Even the ceremonies, both indoors, in the chambers of St James’s Palace, and outdoors, before the London Exchange, devoted to the proclamation of the new King must have cost something. But that will be peanuts to the cost expected to be incurred for the coronation of King Charles III.

The elaborate embroidery of the predominantly red and yellow livery, a special uniform worn by guards, servants, officials, or members of a City Company, quite a sight to behold, must have taken painstaking and expensive efforts to achieve.

The international media devoted a considerable amount of film footage, air time, data and inches of newspaper space to run the stories, commentaries and analyses about the life, times and death of Queen Elizabeth II.

Imagine the amount of advertising revenue that the media may have lost to carrying the stories about her death and funeral. Add this to the cost of logistics incurred by the media houses while trying to cover and report the stories.

Ahead of the Queen’s 70th Coronation Anniversary, early 2022, radical anti-monarchists, with the apt name, “Republic,” raised £43,000 through crown funding to print and display the slogan, “Make Elizabeth the Last,” on a billboard.

The Republic claims that the monarchy costs Britain £102.4 million annually. This probably balloons to £345 million when you consider revenues lost to the exchequer from two duchies, some taxation, and costs of providing security for the Royal Family.

Republic’s Chief Executive, Graham Smith, complained that “Seventy years of one person being Head of State is not a great idea. It is not healthy for democracy and… we need to start thinking about what’s going to happen next.”

After the death of Queen Elizabeth, The Young Communists League of Great Britain, demanded: “the immediate abolition of the monarchy and its replacement with a democratically elected head of state.”

Polls say 61 per cent of British citizens support the monarchy, but 31 per cent prefer an elected Head of State. Northern Ireland may soon conduct a referendum to leave the United Kingdom, so that only Great Britain, with England, Scotland and Wales, will remain.

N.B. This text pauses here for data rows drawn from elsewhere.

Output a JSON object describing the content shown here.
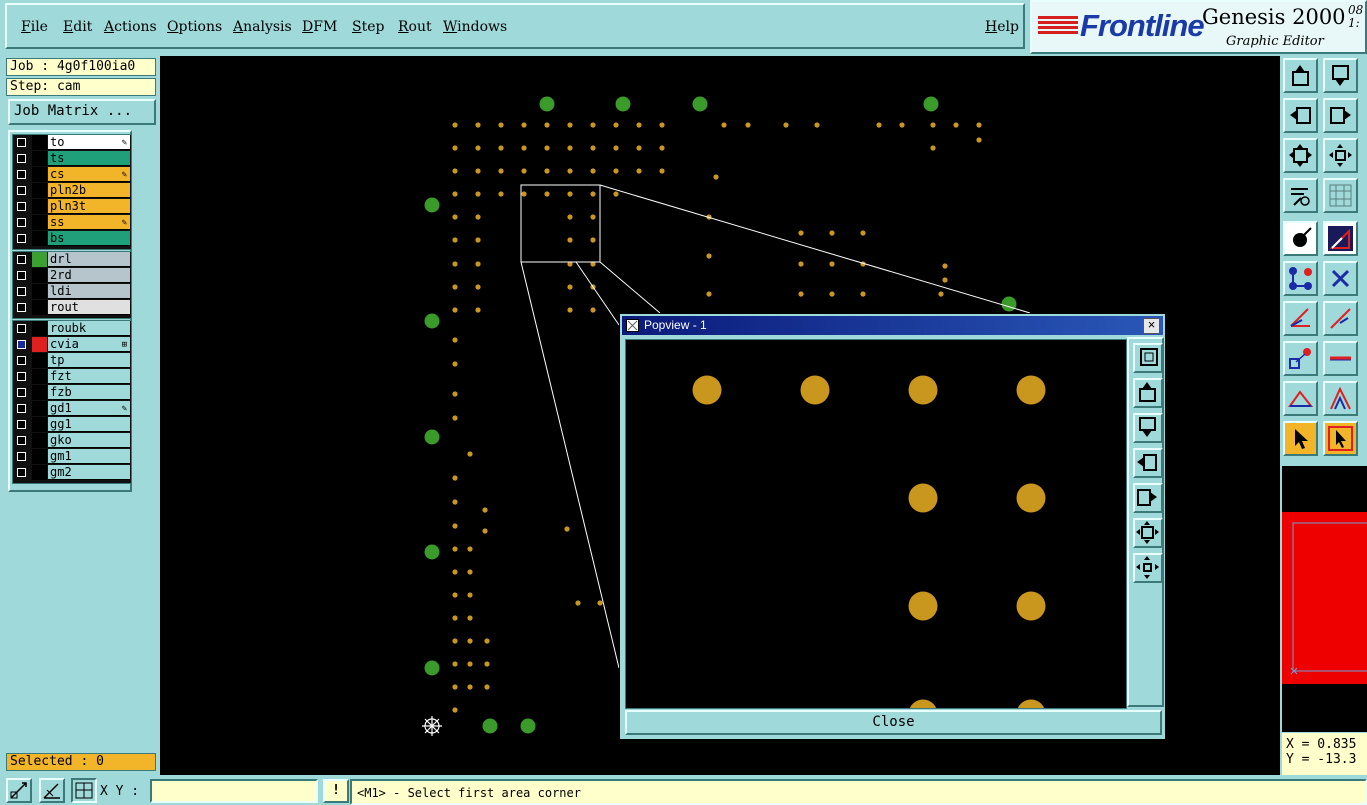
{
  "menu": {
    "file": "File",
    "edit": "Edit",
    "actions": "Actions",
    "options": "Options",
    "analysis": "Analysis",
    "dfm": "DFM",
    "step": "Step",
    "rout": "Rout",
    "windows": "Windows",
    "help": "Help"
  },
  "logo": {
    "brand": "Frontline",
    "product": "Genesis 2000",
    "subtitle": "Graphic Editor",
    "version_top": "08",
    "version_bottom": "1:"
  },
  "job": {
    "label": "Job : 4g0f100ia0",
    "step": "Step: cam"
  },
  "job_matrix_button": "Job Matrix ...",
  "layers": {
    "board": [
      {
        "name": "to",
        "bg": "#ffffff",
        "swatch": "#000000",
        "flag": "✎",
        "checked": false
      },
      {
        "name": "ts",
        "bg": "#1fa07a",
        "swatch": "#000000",
        "flag": "",
        "checked": false
      },
      {
        "name": "cs",
        "bg": "#f2b52a",
        "swatch": "#000000",
        "flag": "✎",
        "checked": false
      },
      {
        "name": "pln2b",
        "bg": "#f2b52a",
        "swatch": "#000000",
        "flag": "",
        "checked": false
      },
      {
        "name": "pln3t",
        "bg": "#f2b52a",
        "swatch": "#000000",
        "flag": "",
        "checked": false
      },
      {
        "name": "ss",
        "bg": "#f2b52a",
        "swatch": "#000000",
        "flag": "✎",
        "checked": false
      },
      {
        "name": "bs",
        "bg": "#1fa07a",
        "swatch": "#000000",
        "flag": "",
        "checked": false
      }
    ],
    "drill": [
      {
        "name": "drl",
        "bg": "#b6c4cc",
        "swatch": "#3aa030",
        "flag": "",
        "checked": false
      },
      {
        "name": "2rd",
        "bg": "#b6c4cc",
        "swatch": "#000000",
        "flag": "",
        "checked": false
      },
      {
        "name": "ldi",
        "bg": "#b6c4cc",
        "swatch": "#000000",
        "flag": "",
        "checked": false
      },
      {
        "name": "rout",
        "bg": "#e0e0e0",
        "swatch": "#000000",
        "flag": "",
        "checked": false
      }
    ],
    "misc": [
      {
        "name": "roubk",
        "bg": "#9fd9d9",
        "swatch": "#000000",
        "flag": "",
        "checked": false
      },
      {
        "name": "cvia",
        "bg": "#9fd9d9",
        "swatch": "#e02020",
        "flag": "⊞",
        "checked": true
      },
      {
        "name": "tp",
        "bg": "#9fd9d9",
        "swatch": "#000000",
        "flag": "",
        "checked": false
      },
      {
        "name": "fzt",
        "bg": "#9fd9d9",
        "swatch": "#000000",
        "flag": "",
        "checked": false
      },
      {
        "name": "fzb",
        "bg": "#9fd9d9",
        "swatch": "#000000",
        "flag": "",
        "checked": false
      },
      {
        "name": "gd1",
        "bg": "#9fd9d9",
        "swatch": "#000000",
        "flag": "✎",
        "checked": false
      },
      {
        "name": "gg1",
        "bg": "#9fd9d9",
        "swatch": "#000000",
        "flag": "",
        "checked": false
      },
      {
        "name": "gko",
        "bg": "#9fd9d9",
        "swatch": "#000000",
        "flag": "",
        "checked": false
      },
      {
        "name": "gm1",
        "bg": "#9fd9d9",
        "swatch": "#000000",
        "flag": "",
        "checked": false
      },
      {
        "name": "gm2",
        "bg": "#9fd9d9",
        "swatch": "#000000",
        "flag": "",
        "checked": false
      }
    ]
  },
  "selected": "Selected : 0",
  "coords": {
    "x": "X = 0.835",
    "y": "Y = -13.3"
  },
  "status": {
    "xy_label": "X Y :",
    "xy_value": "",
    "excl": "!",
    "message": "<M1> - Select first area corner"
  },
  "popview": {
    "title": "Popview - 1",
    "close_label": "Close",
    "close_x": "×"
  },
  "colors": {
    "pad": "#c9961e",
    "drill": "#3a9a2a",
    "panel": "#9fd9d9",
    "input": "#ffffcc",
    "highlight": "#f2b52a"
  }
}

Perhaps the most significant development from the Queen’s death is that Britain’s National Anthem changes to “God save the King!”